◆ **PROMPT**
Restate word for word every entry that appears below, skipping its pictures.

(Component data from apps and pages)
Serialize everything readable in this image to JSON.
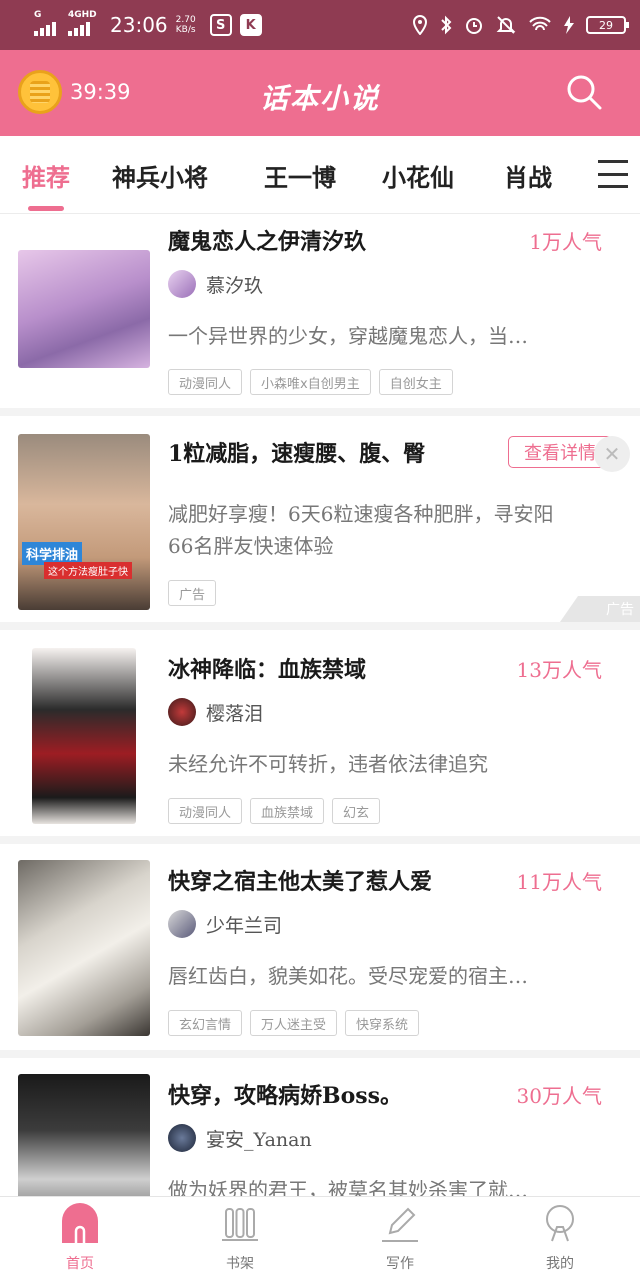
{
  "status_bar": {
    "network_label": "G",
    "network2_label": "4GHD",
    "time": "23:06",
    "speed_value": "2.70",
    "speed_unit": "KB/s",
    "app1": "S",
    "app2": "K",
    "battery": "29",
    "icons": [
      "location-icon",
      "bluetooth-icon",
      "alarm-icon",
      "mute-icon",
      "wifi-icon",
      "charging-icon"
    ]
  },
  "header": {
    "timer": "39:39",
    "title": "话本小说"
  },
  "tabs": [
    "推荐",
    "神兵小将",
    "王一博",
    "小花仙",
    "肖战"
  ],
  "books": [
    {
      "title": "魔鬼恋人之伊清汐玖",
      "popularity": "1万人气",
      "author": "慕汐玖",
      "desc": "一个异世界的少女，穿越魔鬼恋人，当…",
      "tags": [
        "动漫同人",
        "小森唯x自创男主",
        "自创女主"
      ]
    },
    {
      "title": "冰神降临：血族禁域",
      "popularity": "13万人气",
      "author": "樱落泪",
      "desc": "未经允许不可转折，违者依法律追究",
      "tags": [
        "动漫同人",
        "血族禁域",
        "幻玄"
      ]
    },
    {
      "title": "快穿之宿主他太美了惹人爱",
      "popularity": "11万人气",
      "author": "少年兰司",
      "desc": "唇红齿白，貌美如花。受尽宠爱的宿主…",
      "tags": [
        "玄幻言情",
        "万人迷主受",
        "快穿系统"
      ]
    },
    {
      "title": "快穿，攻略病娇Boss。",
      "popularity": "30万人气",
      "author": "宴安_Yanan",
      "desc": "做为妖界的君王，被莫名其妙杀害了就…",
      "tags": []
    }
  ],
  "ad": {
    "title": "1粒减脂，速瘦腰、腹、臀",
    "button": "查看详情",
    "close": "✕",
    "desc_line1": "减肥好享瘦！6天6粒速瘦各种肥胖，寻安阳",
    "desc_line2": "66名胖友快速体验",
    "tag": "广告",
    "mark": "广告",
    "image_text1": "科学排油",
    "image_text2": "这个方法瘦肚子快"
  },
  "bottom_nav": [
    {
      "label": "首页",
      "icon": "home-icon"
    },
    {
      "label": "书架",
      "icon": "bookshelf-icon"
    },
    {
      "label": "写作",
      "icon": "pen-icon"
    },
    {
      "label": "我的",
      "icon": "profile-icon"
    }
  ],
  "colors": {
    "accent": "#ee6e90",
    "status_bar": "#8f3b52"
  }
}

◆ **WRITTEN ANSWER**
Serialize everything readable in this image to JSON.
{
  "status_bar": {
    "network_label": "G",
    "network2_label": "4GHD",
    "time": "23:06",
    "speed_value": "2.70",
    "speed_unit": "KB/s",
    "app1": "S",
    "app2": "K",
    "battery": "29",
    "icons": [
      "location-icon",
      "bluetooth-icon",
      "alarm-icon",
      "mute-icon",
      "wifi-icon",
      "charging-icon"
    ]
  },
  "header": {
    "timer": "39:39",
    "title": "话本小说"
  },
  "tabs": [
    "推荐",
    "神兵小将",
    "王一博",
    "小花仙",
    "肖战"
  ],
  "books": [
    {
      "title": "魔鬼恋人之伊清汐玖",
      "popularity": "1万人气",
      "author": "慕汐玖",
      "desc": "一个异世界的少女，穿越魔鬼恋人，当…",
      "tags": [
        "动漫同人",
        "小森唯x自创男主",
        "自创女主"
      ]
    },
    {
      "title": "冰神降临：血族禁域",
      "popularity": "13万人气",
      "author": "樱落泪",
      "desc": "未经允许不可转折，违者依法律追究",
      "tags": [
        "动漫同人",
        "血族禁域",
        "幻玄"
      ]
    },
    {
      "title": "快穿之宿主他太美了惹人爱",
      "popularity": "11万人气",
      "author": "少年兰司",
      "desc": "唇红齿白，貌美如花。受尽宠爱的宿主…",
      "tags": [
        "玄幻言情",
        "万人迷主受",
        "快穿系统"
      ]
    },
    {
      "title": "快穿，攻略病娇Boss。",
      "popularity": "30万人气",
      "author": "宴安_Yanan",
      "desc": "做为妖界的君王，被莫名其妙杀害了就…",
      "tags": []
    }
  ],
  "ad": {
    "title": "1粒减脂，速瘦腰、腹、臀",
    "button": "查看详情",
    "close": "✕",
    "desc_line1": "减肥好享瘦！6天6粒速瘦各种肥胖，寻安阳",
    "desc_line2": "66名胖友快速体验",
    "tag": "广告",
    "mark": "广告",
    "image_text1": "科学排油",
    "image_text2": "这个方法瘦肚子快"
  },
  "bottom_nav": [
    {
      "label": "首页",
      "icon": "home-icon"
    },
    {
      "label": "书架",
      "icon": "bookshelf-icon"
    },
    {
      "label": "写作",
      "icon": "pen-icon"
    },
    {
      "label": "我的",
      "icon": "profile-icon"
    }
  ],
  "colors": {
    "accent": "#ee6e90",
    "status_bar": "#8f3b52"
  }
}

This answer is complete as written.